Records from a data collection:
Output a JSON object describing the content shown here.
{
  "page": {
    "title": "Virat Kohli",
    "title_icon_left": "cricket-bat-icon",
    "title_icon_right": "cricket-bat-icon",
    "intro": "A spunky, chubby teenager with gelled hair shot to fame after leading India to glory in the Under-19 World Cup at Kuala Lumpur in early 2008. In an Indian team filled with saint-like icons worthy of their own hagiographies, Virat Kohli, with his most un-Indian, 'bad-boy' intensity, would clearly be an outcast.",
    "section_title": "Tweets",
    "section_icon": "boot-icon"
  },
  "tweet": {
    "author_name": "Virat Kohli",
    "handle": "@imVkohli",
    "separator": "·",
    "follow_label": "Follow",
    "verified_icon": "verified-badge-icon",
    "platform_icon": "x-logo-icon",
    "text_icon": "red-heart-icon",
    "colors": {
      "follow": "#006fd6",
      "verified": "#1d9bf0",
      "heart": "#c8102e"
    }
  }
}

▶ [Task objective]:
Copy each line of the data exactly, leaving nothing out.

▶ [Reply to the task]:
Output a JSON object describing the content shown here.
{
  "page": {
    "title": "Virat Kohli",
    "title_icon_left": "cricket-bat-icon",
    "title_icon_right": "cricket-bat-icon",
    "intro": "A spunky, chubby teenager with gelled hair shot to fame after leading India to glory in the Under-19 World Cup at Kuala Lumpur in early 2008. In an Indian team filled with saint-like icons worthy of their own hagiographies, Virat Kohli, with his most un-Indian, 'bad-boy' intensity, would clearly be an outcast.",
    "section_title": "Tweets",
    "section_icon": "boot-icon"
  },
  "tweet": {
    "author_name": "Virat Kohli",
    "handle": "@imVkohli",
    "separator": "·",
    "follow_label": "Follow",
    "verified_icon": "verified-badge-icon",
    "platform_icon": "x-logo-icon",
    "text_icon": "red-heart-icon",
    "colors": {
      "follow": "#006fd6",
      "verified": "#1d9bf0",
      "heart": "#c8102e"
    }
  }
}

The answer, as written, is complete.